According to Miller’s Law, the number of objects an average person can hold in working memory without rehearsal is 7 ± 2. That’s not a lot. Any more pieces of information and newer items replace the previous content. Imagine, it’s only a Post-it note’s worth of information in an active, readily-available state. I get two Post-it notes, because my handwriting is so big.
All kinds of stimuli constantly battling for my attention on top of this serious RAM limitation and oh yes, I can become easily distracted. My mind wonders and it’s difficult to focus on the task at hand. Especially if the project is of a more complex nature. And with my sometimes excessively high performance standards, I have an exceptional ability to transform a simple action into an elaborate strategy. Suddenly, I’ve turned an assignment into something really uncomfortable and overwhelming. Maybe there’s something else I could do. Time to welcome my good ol’ friend Procrastination!
This realisation hit me during the ”Getting Things Done” training course I attended on Friday. Luckily, I got some practical cures, too.
We started by mind-sweeping. The trainer asked us to write down anything and everything that is making claims on our attention. Both at work and in our personal lives. Seriously, I thought! I’d need all day for that. He gave us 10 minutes. Commitments and promises to others, communications to make, and projects, not completed or yet to be started. It soon became evident that there’s a whole lot of stuff that I’m trying to track and maintain in my mind. Astonishingly, the list – a long one – was coming out effortlessly. No processing or planning was allowed at this stage, just a creation of an inventory of any open loops.
The next step was processing. Going over this entire collection of stuff that had been stealing my attention, distracting me, weighing me down. For each item, I had to make a critical decision about the next action. Merely the next action, not the ten subsequent steps like I usually do and turn the venture into something way too daunting to even start. For any project with more than one action, I needed to define a desired outcome. That would help me conclude when the project was completed. Done and dusted!
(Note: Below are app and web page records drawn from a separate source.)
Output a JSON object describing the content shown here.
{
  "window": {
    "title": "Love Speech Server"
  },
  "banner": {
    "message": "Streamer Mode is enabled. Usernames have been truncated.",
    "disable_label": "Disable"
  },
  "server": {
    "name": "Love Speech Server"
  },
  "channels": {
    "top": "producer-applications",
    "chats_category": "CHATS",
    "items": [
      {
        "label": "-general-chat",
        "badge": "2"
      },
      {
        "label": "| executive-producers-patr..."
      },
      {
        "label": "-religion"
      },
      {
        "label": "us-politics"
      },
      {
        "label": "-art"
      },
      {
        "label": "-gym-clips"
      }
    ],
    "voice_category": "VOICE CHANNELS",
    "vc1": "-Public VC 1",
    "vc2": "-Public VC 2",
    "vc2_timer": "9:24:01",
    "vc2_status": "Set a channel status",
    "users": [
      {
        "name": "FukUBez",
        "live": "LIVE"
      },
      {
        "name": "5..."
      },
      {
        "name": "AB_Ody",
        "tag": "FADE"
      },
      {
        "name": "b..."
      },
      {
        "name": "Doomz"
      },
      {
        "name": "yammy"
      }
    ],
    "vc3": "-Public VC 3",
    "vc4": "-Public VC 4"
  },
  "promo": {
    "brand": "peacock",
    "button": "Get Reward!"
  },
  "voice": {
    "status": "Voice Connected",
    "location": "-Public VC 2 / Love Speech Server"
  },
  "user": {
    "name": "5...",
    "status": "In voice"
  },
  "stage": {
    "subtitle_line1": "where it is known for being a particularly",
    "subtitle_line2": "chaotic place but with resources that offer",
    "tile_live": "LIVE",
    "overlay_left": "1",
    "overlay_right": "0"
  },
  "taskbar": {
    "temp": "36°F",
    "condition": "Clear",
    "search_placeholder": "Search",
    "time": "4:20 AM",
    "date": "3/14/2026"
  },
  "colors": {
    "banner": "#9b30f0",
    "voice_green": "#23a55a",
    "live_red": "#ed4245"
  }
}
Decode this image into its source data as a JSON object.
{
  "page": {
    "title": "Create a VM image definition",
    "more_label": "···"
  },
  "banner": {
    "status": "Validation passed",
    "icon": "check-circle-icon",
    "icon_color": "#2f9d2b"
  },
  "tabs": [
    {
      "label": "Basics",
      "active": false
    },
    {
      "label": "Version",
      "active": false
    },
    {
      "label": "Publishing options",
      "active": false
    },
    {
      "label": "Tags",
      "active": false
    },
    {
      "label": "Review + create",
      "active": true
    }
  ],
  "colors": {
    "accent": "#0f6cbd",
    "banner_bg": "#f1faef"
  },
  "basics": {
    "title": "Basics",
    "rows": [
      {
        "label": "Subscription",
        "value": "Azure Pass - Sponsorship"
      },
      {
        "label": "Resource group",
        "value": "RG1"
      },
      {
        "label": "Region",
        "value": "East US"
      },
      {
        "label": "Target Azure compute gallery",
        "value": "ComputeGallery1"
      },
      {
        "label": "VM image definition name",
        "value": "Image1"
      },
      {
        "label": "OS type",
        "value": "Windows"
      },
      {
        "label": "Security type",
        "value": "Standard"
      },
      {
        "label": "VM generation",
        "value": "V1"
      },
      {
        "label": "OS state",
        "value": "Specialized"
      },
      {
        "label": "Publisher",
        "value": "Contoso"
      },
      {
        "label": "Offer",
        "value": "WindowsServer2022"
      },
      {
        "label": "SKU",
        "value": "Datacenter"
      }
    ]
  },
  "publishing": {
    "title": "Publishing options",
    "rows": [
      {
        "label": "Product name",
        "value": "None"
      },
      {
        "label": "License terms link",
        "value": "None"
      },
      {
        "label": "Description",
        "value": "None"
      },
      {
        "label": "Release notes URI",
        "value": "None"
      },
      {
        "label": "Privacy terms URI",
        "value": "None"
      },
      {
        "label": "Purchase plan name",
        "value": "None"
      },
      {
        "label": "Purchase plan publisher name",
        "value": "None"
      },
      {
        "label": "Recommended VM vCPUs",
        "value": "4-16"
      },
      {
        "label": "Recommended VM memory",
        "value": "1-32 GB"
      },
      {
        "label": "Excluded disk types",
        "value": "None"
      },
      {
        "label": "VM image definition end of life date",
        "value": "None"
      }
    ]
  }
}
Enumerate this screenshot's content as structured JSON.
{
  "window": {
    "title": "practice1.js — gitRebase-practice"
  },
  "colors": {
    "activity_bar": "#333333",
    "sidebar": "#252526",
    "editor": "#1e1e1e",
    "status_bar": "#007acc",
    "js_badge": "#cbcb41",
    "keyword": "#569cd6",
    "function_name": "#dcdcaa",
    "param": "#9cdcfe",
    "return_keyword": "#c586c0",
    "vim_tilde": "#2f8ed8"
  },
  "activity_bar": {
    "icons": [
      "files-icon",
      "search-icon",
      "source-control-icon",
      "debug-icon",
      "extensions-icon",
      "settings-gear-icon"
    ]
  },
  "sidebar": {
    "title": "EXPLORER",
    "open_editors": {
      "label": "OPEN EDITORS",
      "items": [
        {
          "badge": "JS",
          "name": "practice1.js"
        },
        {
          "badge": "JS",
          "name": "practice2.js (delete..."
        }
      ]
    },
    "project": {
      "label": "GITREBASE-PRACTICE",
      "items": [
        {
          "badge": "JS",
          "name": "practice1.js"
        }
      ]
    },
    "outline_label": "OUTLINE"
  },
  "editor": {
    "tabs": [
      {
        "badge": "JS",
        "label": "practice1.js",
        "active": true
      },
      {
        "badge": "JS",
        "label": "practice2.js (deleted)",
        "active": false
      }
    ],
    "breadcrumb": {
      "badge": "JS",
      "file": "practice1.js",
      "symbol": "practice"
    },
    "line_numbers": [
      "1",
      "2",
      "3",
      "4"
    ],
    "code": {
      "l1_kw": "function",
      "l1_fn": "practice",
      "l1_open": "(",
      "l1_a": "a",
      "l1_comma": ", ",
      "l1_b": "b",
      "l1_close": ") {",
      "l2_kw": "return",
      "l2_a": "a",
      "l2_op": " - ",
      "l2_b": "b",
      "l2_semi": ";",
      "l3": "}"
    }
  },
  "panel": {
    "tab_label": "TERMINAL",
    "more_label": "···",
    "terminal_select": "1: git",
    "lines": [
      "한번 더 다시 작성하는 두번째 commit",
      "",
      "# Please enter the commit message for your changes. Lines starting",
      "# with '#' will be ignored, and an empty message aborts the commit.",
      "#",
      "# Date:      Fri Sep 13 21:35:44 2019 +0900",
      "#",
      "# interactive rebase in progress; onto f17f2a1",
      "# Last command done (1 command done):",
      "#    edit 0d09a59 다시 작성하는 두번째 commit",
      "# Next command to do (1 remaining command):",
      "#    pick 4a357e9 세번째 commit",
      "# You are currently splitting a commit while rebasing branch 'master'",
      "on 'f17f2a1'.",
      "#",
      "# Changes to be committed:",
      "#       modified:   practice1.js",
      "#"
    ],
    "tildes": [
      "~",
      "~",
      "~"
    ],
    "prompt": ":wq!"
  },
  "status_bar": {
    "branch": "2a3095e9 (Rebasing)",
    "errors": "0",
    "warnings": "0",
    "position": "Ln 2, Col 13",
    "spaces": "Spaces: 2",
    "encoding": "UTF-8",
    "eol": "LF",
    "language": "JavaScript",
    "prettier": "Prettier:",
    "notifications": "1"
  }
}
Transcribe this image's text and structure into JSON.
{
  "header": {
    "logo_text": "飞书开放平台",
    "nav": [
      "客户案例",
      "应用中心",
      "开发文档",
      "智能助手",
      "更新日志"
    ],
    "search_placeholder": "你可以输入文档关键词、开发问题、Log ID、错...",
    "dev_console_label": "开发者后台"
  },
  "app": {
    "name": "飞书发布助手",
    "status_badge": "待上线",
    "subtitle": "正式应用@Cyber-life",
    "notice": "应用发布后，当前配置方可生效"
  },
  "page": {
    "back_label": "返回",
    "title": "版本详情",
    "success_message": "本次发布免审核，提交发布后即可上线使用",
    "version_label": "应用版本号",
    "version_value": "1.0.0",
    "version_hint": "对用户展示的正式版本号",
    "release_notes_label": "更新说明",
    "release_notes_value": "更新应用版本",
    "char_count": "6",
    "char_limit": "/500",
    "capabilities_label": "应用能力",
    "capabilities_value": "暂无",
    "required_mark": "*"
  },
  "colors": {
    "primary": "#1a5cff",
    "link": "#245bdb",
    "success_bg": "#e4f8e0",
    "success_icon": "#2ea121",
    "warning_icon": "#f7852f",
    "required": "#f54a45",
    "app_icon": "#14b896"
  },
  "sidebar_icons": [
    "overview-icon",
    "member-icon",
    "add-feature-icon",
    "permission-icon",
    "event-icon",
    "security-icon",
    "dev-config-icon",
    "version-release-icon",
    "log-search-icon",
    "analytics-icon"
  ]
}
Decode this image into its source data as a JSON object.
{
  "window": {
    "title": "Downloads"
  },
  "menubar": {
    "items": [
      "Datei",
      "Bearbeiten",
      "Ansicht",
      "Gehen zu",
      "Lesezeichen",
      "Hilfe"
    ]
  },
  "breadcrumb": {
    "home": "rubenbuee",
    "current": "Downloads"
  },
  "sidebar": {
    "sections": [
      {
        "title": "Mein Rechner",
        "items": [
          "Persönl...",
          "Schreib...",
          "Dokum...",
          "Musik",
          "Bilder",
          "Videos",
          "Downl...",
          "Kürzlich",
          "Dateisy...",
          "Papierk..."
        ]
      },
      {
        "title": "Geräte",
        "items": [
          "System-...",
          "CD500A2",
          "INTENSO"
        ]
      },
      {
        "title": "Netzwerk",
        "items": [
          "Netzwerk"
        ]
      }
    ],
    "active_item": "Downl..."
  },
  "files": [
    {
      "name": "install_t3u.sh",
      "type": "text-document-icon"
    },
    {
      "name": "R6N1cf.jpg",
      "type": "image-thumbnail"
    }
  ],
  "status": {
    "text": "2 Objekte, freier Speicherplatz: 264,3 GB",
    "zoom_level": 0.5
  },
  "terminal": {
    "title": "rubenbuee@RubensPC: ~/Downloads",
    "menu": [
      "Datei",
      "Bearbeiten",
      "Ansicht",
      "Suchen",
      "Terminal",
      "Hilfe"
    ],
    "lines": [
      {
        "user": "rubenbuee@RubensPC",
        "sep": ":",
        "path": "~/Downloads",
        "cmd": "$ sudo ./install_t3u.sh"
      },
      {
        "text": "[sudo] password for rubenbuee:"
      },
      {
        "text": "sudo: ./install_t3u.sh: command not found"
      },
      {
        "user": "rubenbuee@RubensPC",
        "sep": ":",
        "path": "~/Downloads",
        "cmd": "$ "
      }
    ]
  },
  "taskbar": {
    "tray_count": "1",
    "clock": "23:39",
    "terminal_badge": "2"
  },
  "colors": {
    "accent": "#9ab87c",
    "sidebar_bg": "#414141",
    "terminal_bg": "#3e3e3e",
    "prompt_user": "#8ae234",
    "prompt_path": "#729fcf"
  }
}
What just happened? All of a sudden, I had cleared my psychic RAM and converted all my distressing clutter and undefined stuff into nice simple next actions, allowing me to move on. Cheerio my former friend Procrastination and hello Clarity of Mind!